- In the film days, unable to review images, I turn my attention back to people and the surroundings when the camera is switched off. In the digital days, I keep on reviewing, guessing, trying, sharing, connecting, hell let’s start all over again!
- In the film days, even mom and dad smile for the camera. In the digital days, they’re slowly but surely getting sick of it. Not again.
- In the film days, if I ask a stranger for a group photo, I have to trust the person and select him or her carefully from other potential candidates able to handle a camera. In the digital days, anyone is able to take a picture. Yet I’m not pleased with the result. I review the photo and ask the person to take it again.
- In the film days, the inexistence of EXIF makes it a virtue to note down settings when shooting. The careful analysis after developing the film is a fundamental sine qua non to improve one’s photography. Everything goes in the digital days. Why care when I got hundreds of rolls of film on a single memory chip, allowing me to experiment, test and try. A few keepers per a thousand snaps, not a bad yield. Isn’t it.
- In the film days, after reviewing the developed images and carefully analyzing what can be done better, I have no other choice to improve my photography by improving my own skills.
- In the film days, the really fine work deserves to be printed, hangs on the walls and I enjoy it every day. In the digital days, the moment I post it, it’s lost on a timeline…
Doesn’t mean one is not able to use the “film approach” with a digital camera. Yet it’s highly unlikely that most photographers ignore all the bells and whistles — and traps! — today’s digital cameras offer. If you’re able to find your way through the myriad of possibilities and know exactly what you’re doing, well then hail the digital revolution. Otherwise use factory settings. Switch off all those bells and whistles and bring to perfection what’s the essence of photography since its invention: the mastery of aperture, speed and sensitivity.

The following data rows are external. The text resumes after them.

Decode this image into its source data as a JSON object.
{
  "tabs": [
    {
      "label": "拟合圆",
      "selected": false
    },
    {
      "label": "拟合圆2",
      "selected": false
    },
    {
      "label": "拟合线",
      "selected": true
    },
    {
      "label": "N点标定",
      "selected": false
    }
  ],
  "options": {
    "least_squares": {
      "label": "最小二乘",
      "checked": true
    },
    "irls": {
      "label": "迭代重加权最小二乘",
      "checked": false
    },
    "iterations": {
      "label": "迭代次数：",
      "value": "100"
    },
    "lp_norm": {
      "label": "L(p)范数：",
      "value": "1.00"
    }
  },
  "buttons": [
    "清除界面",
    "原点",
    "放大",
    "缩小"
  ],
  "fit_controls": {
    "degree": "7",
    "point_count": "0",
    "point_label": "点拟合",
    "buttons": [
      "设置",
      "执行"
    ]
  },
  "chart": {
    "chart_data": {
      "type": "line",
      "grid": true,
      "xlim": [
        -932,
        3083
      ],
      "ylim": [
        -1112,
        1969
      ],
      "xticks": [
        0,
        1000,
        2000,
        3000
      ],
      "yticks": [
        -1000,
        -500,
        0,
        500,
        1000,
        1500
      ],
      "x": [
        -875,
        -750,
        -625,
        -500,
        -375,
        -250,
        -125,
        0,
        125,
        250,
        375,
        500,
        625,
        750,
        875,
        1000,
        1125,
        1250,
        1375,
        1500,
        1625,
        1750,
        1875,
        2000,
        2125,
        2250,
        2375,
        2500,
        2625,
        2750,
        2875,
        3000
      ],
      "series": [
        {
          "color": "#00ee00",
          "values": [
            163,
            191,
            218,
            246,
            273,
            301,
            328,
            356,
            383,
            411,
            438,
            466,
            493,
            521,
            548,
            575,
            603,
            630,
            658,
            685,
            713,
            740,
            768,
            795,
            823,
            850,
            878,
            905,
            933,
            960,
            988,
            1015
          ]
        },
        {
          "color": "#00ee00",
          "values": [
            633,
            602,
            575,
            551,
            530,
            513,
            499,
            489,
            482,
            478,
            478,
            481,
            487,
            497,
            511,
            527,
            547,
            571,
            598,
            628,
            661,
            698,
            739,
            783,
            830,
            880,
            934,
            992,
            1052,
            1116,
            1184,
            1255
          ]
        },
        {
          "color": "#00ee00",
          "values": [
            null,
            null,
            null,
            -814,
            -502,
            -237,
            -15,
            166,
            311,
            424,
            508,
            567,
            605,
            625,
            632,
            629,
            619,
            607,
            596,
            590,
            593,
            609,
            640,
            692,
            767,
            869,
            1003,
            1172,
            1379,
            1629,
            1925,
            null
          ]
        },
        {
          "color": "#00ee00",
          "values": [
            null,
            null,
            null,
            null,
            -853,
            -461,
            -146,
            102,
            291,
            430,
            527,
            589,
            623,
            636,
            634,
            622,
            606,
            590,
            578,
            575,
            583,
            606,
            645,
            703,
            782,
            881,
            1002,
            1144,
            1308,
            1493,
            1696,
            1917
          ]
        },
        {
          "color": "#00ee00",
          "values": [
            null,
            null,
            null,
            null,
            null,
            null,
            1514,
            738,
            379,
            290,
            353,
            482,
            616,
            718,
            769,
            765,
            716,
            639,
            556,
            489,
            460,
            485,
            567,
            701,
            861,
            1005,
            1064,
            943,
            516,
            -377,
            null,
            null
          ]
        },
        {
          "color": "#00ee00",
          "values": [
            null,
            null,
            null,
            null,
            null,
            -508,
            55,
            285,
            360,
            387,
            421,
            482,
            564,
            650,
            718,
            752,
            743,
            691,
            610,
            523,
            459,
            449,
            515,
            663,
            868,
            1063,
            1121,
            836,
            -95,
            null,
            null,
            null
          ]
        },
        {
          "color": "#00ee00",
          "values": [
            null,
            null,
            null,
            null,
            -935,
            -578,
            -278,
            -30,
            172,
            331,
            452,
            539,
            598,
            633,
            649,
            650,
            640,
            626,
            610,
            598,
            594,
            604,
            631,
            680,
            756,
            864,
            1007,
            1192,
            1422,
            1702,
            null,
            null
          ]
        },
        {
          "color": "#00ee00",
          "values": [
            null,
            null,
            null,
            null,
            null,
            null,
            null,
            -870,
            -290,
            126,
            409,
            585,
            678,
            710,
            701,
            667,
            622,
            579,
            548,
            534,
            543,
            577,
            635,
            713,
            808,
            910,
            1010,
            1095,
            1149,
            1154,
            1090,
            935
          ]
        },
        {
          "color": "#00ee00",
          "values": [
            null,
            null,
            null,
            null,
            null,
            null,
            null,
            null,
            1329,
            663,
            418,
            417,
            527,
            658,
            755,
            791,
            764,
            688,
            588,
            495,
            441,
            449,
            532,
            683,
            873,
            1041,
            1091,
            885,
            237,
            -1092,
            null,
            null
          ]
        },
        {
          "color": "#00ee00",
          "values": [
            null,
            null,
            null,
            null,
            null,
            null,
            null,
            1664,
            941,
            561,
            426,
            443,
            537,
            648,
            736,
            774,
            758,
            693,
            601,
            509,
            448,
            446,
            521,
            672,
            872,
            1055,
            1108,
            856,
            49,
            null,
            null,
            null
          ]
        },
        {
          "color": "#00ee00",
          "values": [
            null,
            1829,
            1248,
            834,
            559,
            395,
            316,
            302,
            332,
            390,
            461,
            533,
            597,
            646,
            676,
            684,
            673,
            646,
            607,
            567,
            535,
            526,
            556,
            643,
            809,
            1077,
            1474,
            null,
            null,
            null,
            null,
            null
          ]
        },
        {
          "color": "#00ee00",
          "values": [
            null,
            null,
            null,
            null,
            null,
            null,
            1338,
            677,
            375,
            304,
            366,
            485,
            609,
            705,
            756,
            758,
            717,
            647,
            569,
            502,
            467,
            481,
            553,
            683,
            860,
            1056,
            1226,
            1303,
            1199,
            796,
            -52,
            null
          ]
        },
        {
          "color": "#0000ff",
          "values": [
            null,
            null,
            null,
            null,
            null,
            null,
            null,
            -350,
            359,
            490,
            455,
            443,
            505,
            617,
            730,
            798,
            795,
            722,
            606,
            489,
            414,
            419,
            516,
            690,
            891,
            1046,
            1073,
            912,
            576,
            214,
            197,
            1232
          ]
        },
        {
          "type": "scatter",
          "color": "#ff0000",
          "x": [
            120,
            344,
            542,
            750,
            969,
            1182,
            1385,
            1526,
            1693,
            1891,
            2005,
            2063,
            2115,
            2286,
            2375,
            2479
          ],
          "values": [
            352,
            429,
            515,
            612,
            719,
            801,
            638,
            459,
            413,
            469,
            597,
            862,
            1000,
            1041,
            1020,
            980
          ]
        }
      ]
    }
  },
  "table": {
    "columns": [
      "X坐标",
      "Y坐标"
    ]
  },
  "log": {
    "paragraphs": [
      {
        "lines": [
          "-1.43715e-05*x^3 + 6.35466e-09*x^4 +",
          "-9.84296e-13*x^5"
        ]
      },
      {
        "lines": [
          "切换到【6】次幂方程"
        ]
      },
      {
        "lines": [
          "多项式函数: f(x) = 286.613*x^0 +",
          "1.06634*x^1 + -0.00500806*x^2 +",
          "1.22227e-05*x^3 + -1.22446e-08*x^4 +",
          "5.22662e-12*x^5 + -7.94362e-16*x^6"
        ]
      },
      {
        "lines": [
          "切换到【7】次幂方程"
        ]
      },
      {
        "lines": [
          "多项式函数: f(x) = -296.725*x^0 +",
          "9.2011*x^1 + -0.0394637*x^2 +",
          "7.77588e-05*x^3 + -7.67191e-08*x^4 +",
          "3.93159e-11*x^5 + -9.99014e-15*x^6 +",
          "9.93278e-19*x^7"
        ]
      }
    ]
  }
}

Set up the basics. Then ignore the menu. Get rid of the clutter.
If you still need in-camera processings, most of what can be set in-camera can be done later on the computer.
Slow photography, a.k.a. using your digital like a film camera, develops a feel for light that we usually ask the camera to do. Give it a try. Put yourself back into control. The camera is just a machine to control and capture light, and not the center of attention. It’s all very simple, really. And the more simple it gets, the easier we understand and master it.